He added how this person “must be able to be able to have a product that solves people’s lives, and (a product that) people (will) love.”
Citing Facebook’s success, he directed the question to his audience, “Are people using your product every day? Is your product part of people’s daily lives? How many people are obsessed with your product?”
Churls thinks highly of engagement with data and metrics to back up any product’s effectiveness. We want to know how many visit you every day and every month, because we are data and metrics driven company. We test products maniacally. We have 10 people we can (trust) who test products.”
Churls spends most of his time in seed investing to make more money, so out of that capital, we can invest more. We like consumer-focused products like bit.ly.”

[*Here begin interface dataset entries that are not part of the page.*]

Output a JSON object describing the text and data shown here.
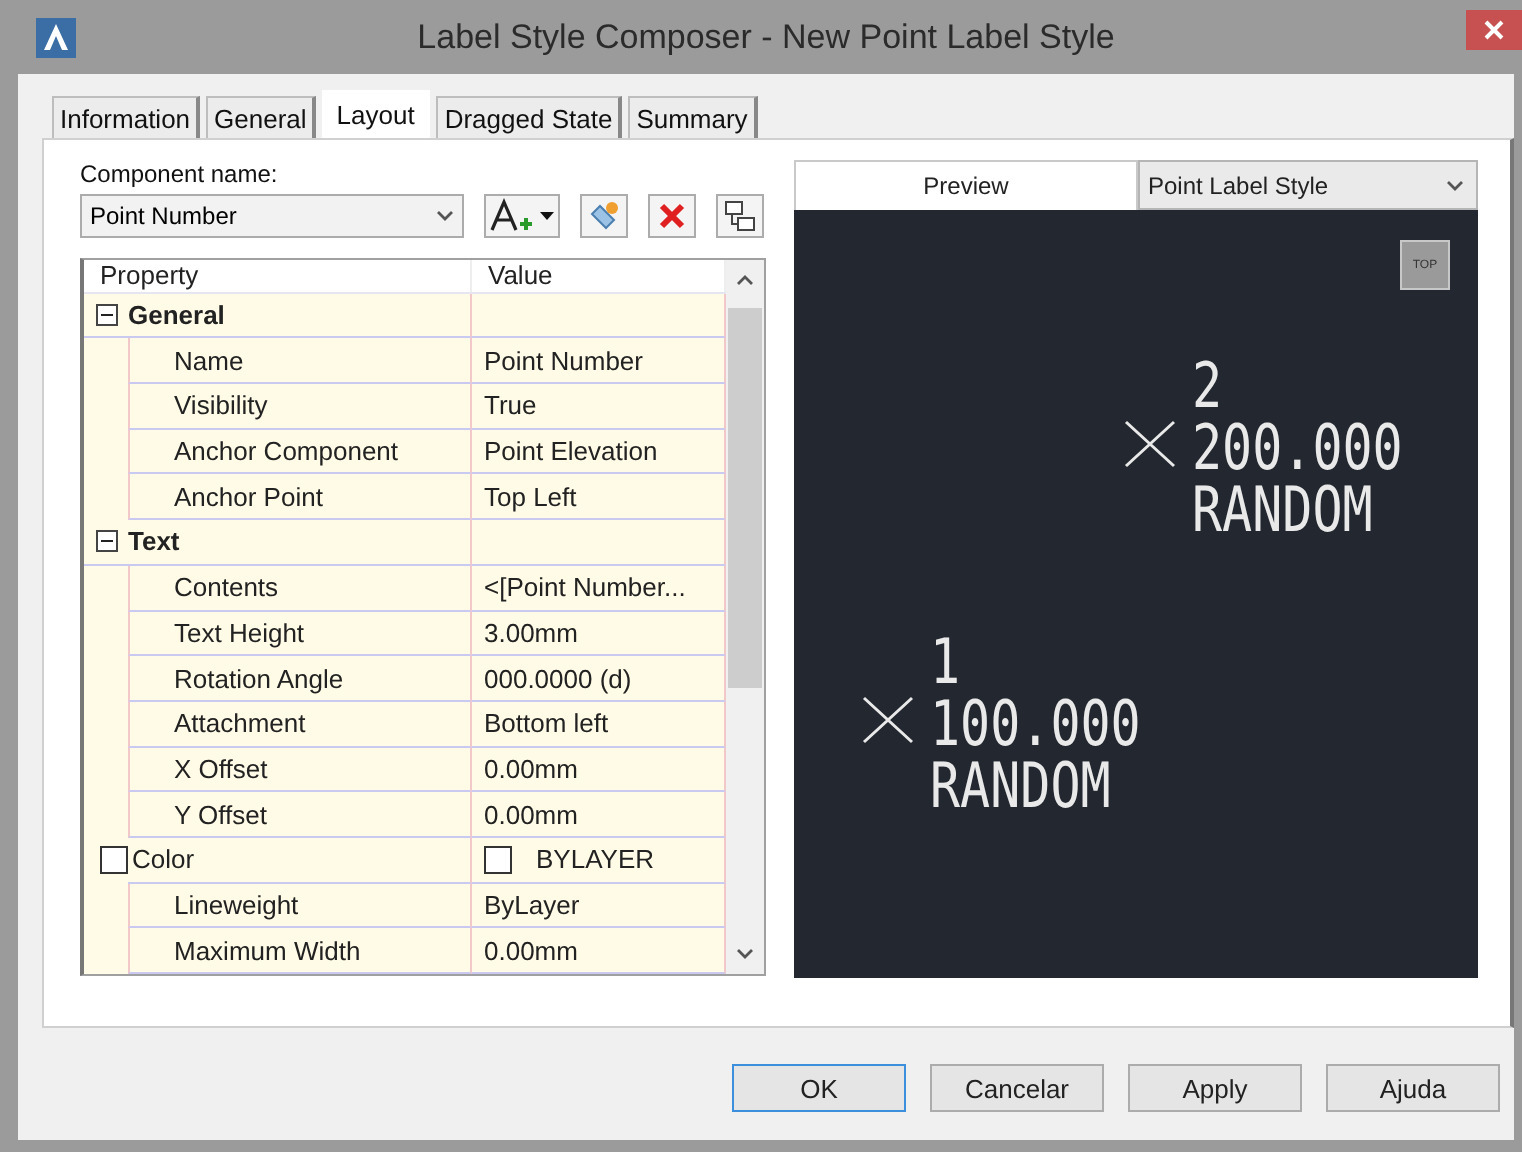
{
  "window": {
    "title": "Label Style Composer - New Point Label Style"
  },
  "tabs": [
    {
      "label": "Information",
      "selected": false
    },
    {
      "label": "General",
      "selected": false
    },
    {
      "label": "Layout",
      "selected": true
    },
    {
      "label": "Dragged State",
      "selected": false
    },
    {
      "label": "Summary",
      "selected": false
    }
  ],
  "component": {
    "label": "Component name:",
    "value": "Point Number"
  },
  "property_grid": {
    "columns": [
      "Property",
      "Value"
    ],
    "rows": [
      {
        "kind": "category",
        "label": "General",
        "expanded": true
      },
      {
        "kind": "property",
        "label": "Name",
        "value": "Point Number"
      },
      {
        "kind": "property",
        "label": "Visibility",
        "value": "True"
      },
      {
        "kind": "property",
        "label": "Anchor Component",
        "value": "Point Elevation"
      },
      {
        "kind": "property",
        "label": "Anchor Point",
        "value": "Top Left"
      },
      {
        "kind": "category",
        "label": "Text",
        "expanded": true
      },
      {
        "kind": "property",
        "label": "Contents",
        "value": "<[Point Number..."
      },
      {
        "kind": "property",
        "label": "Text Height",
        "value": "3.00mm"
      },
      {
        "kind": "property",
        "label": "Rotation Angle",
        "value": "000.0000 (d)"
      },
      {
        "kind": "property",
        "label": "Attachment",
        "value": "Bottom left"
      },
      {
        "kind": "property",
        "label": "X Offset",
        "value": "0.00mm"
      },
      {
        "kind": "property",
        "label": "Y Offset",
        "value": "0.00mm"
      },
      {
        "kind": "color",
        "label": "Color",
        "value": "BYLAYER"
      },
      {
        "kind": "property",
        "label": "Lineweight",
        "value": "ByLayer"
      },
      {
        "kind": "property",
        "label": "Maximum Width",
        "value": "0.00mm"
      }
    ]
  },
  "preview": {
    "tab": "Preview",
    "style": "Point Label Style",
    "view_cube": "TOP",
    "points": [
      {
        "number": "2",
        "elevation": "200.000",
        "description": "RANDOM"
      },
      {
        "number": "1",
        "elevation": "100.000",
        "description": "RANDOM"
      }
    ]
  },
  "buttons": [
    {
      "label": "OK",
      "default": true
    },
    {
      "label": "Cancelar",
      "default": false
    },
    {
      "label": "Apply",
      "default": false
    },
    {
      "label": "Ajuda",
      "default": false
    }
  ]
}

He also recalls how Betaworks first marketed dots, a game about connecting, and how they used Facebook. “Facebook is the best mobile ad platform for now,” he said, “Facebook ads have been phenomenally effective.”
The company came to the decision of seed investment syndication when they asked themselves the following questions:
• How can we offer great companies the most efficient access to capital?
• Does the existing seed-stage financing system work the way it could? And what will the seed-stage angel/ fund look like 6 months, 2 years, 10 years from now?
• Could users be more helpful to early-stage companies than venture investors are?
• Should early-stage Internet investment opportunities be limited to LPs and wealthy individuals?
• What would happen if we gradually opened up our investment doors to the world?
Churls used to work at HappyFunCorp, lived in China, and briefly traded commercial jet engines at Lehman Brothers. He is Yale graduate who has also studied at the Hong Kong University of Science and Technology.